In our optimism we tend to focus on upward trends, conveniently ignoring the downward ones. Let alone the ones that have faded into oblivion. And as we know, sooner or later most trends are destined to be countered by anti-trends. This I believe tells us something about the sustainability of trends in general.
In my opinion trends are about direction, more than anything else. One can argue that strategy is also about direction. After all, what is strategy more than “where am I going, why, how and when?” Particularly for brand and product-strategy this is relevant; because trends may be conflicting with strategy. Ignoring this may work out well in the short term, but is it clever in the long run? Unless of course it is your brand-strategy to constantly and consistently adapt to the whim of the day. Or, one may not have a brand-strategy at all; for pragmatic reasons.
“Borrowing” trends from the human food industry becomes increasingly popular in ours. We should however not forget that the human food industry has 1. a much wider and diverse target-group to address and serve and 2. a much wider variety of production-processes and (distribution-)systems at its disposal. Probably for that reason we as an industry t(r)end to focus on the ingredient-side of human food trends. We jump on the bandwagon created somewhere else and for different reasons. We copy the music without necessarily understanding the score. Therefore, why don’t we start to set our own trends as an industry?

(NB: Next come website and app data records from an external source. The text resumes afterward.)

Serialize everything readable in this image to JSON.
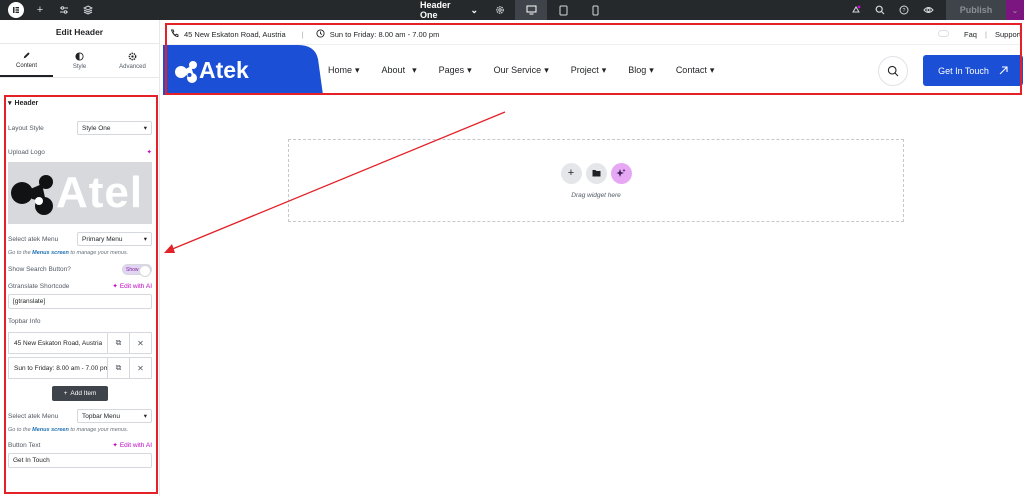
{
  "topbar": {
    "document_title": "Header One",
    "publish_label": "Publish"
  },
  "panel": {
    "title": "Edit Header",
    "tabs": [
      {
        "label": "Content",
        "icon": "pencil-icon"
      },
      {
        "label": "Style",
        "icon": "half-circle-icon"
      },
      {
        "label": "Advanced",
        "icon": "gear-icon"
      }
    ],
    "section_title": "Header",
    "layout_style": {
      "label": "Layout Style",
      "value": "Style One"
    },
    "upload_logo": {
      "label": "Upload Logo",
      "preview_text": "Atel"
    },
    "select_menu_1": {
      "label": "Select atek Menu",
      "value": "Primary Menu"
    },
    "menus_help_1": {
      "pre": "Go to the ",
      "link": "Menus screen",
      "post": " to manage your menus."
    },
    "show_search": {
      "label": "Show Search Button?",
      "toggle": "Show"
    },
    "gtranslate": {
      "label": "Gtranslate Shortcode",
      "ai_label": "Edit with AI",
      "value": "[gtranslate]"
    },
    "topbar_info": {
      "label": "Topbar Info",
      "items": [
        "45 New Eskaton Road, Austria",
        "Sun to Friday: 8.00 am - 7.00 pm"
      ],
      "add_label": "Add Item"
    },
    "select_menu_2": {
      "label": "Select atek Menu",
      "value": "Topbar Menu"
    },
    "menus_help_2": {
      "pre": "Go to the ",
      "link": "Menus screen",
      "post": " to manage your menus."
    },
    "button_text": {
      "label": "Button Text",
      "ai_label": "Edit with AI",
      "value": "Get In Touch"
    }
  },
  "site": {
    "address": "45 New Eskaton Road, Austria",
    "hours": "Sun to Friday: 8.00 am - 7.00 pm",
    "topbar_links": [
      "Faq",
      "Support"
    ],
    "logo_text": "Atek",
    "nav": [
      "Home",
      "About",
      "Pages",
      "Our Service",
      "Project",
      "Blog",
      "Contact"
    ],
    "cta_label": "Get In Touch",
    "drop_label": "Drag widget here"
  },
  "colors": {
    "brand_blue": "#1a4fd6",
    "annotation_red": "#e32127",
    "editor_dark": "#26292c"
  }
}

After all, what is trend-setting more than “putting inspiration into action”? Of course we are limited in doing so. Our processes are conceptually old-fashioned and therefore handicap our product-development spread of options. Maybe the same can be said about regulations and “rules” that our industry has to deal with.

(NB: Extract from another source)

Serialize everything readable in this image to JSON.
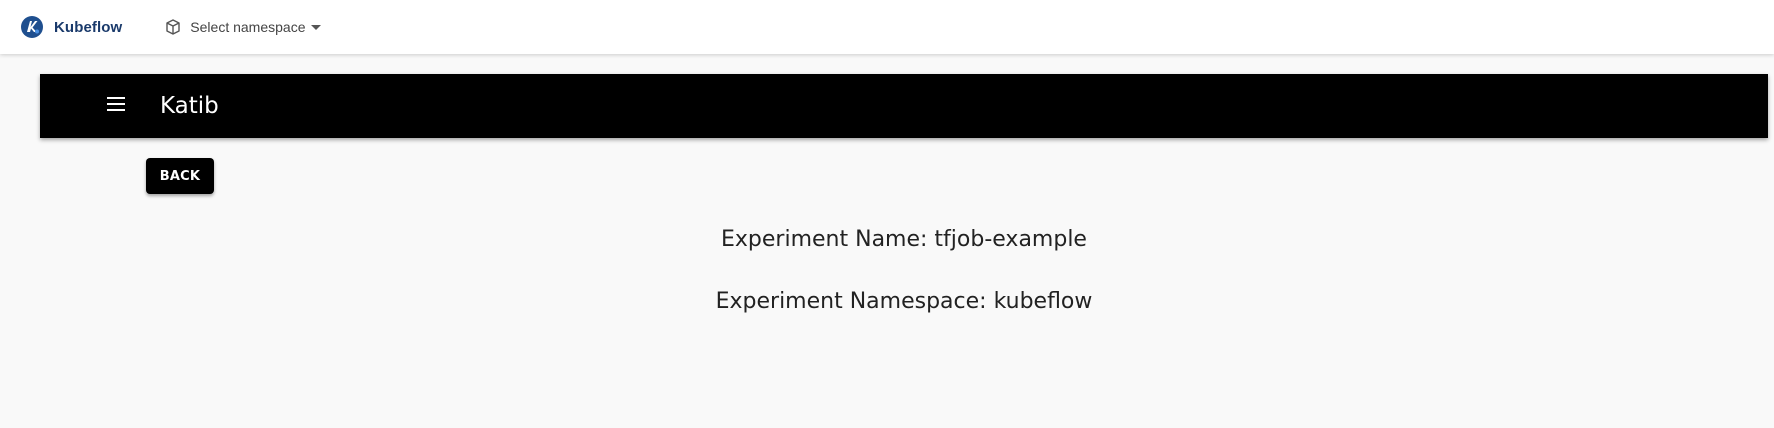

There is an end to a trend. They mostly start quickly and stop slowly. Let’s not confuse a trend with a fashion, let alone a hype. Evidently, trends are set/started by a few (if that) and followed by many. If there are no followers, there are no trends. In other words, the direction becomes a bit common-place. There is no difference if we all do the same! And yet some of us believe that following the newest trends offers a competitive advantage. Sadly enough, it doesn’t! Certainly not if you take the somewhat longer term view into account. If – by way of example – you see novel grains as a new trend, how long does it take for the newness to fade away; if everybody starts to incorporate novel grains in her or his formulations?

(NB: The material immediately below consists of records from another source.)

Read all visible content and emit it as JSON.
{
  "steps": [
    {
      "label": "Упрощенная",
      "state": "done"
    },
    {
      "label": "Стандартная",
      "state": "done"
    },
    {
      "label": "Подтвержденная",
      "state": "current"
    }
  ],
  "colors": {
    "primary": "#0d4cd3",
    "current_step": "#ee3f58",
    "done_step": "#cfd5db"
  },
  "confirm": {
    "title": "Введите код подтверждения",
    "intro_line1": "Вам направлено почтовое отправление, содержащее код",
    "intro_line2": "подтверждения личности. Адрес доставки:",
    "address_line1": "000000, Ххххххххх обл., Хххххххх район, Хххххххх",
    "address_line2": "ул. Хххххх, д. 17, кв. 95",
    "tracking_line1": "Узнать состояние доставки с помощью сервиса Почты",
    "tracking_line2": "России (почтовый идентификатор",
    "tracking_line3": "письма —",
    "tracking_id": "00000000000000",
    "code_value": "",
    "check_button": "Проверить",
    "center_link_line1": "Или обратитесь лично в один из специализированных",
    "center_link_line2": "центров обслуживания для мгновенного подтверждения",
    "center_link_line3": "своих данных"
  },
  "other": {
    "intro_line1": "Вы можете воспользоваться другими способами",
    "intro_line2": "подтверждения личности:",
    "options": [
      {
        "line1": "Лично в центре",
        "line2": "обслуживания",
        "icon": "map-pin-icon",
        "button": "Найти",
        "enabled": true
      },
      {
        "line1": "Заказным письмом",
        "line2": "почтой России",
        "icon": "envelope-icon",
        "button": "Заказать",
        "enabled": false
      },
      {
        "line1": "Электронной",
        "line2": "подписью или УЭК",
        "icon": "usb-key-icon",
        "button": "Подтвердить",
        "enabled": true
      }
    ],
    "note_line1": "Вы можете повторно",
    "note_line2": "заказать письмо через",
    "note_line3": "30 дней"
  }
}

In view of the above it is fair to conclude that trends are not sustainable, they only offer short-term gain, they are “given to us by others” and above all, they have much more a tactical value than a strategic one. Is this what we need to keep our industry on a healthy course?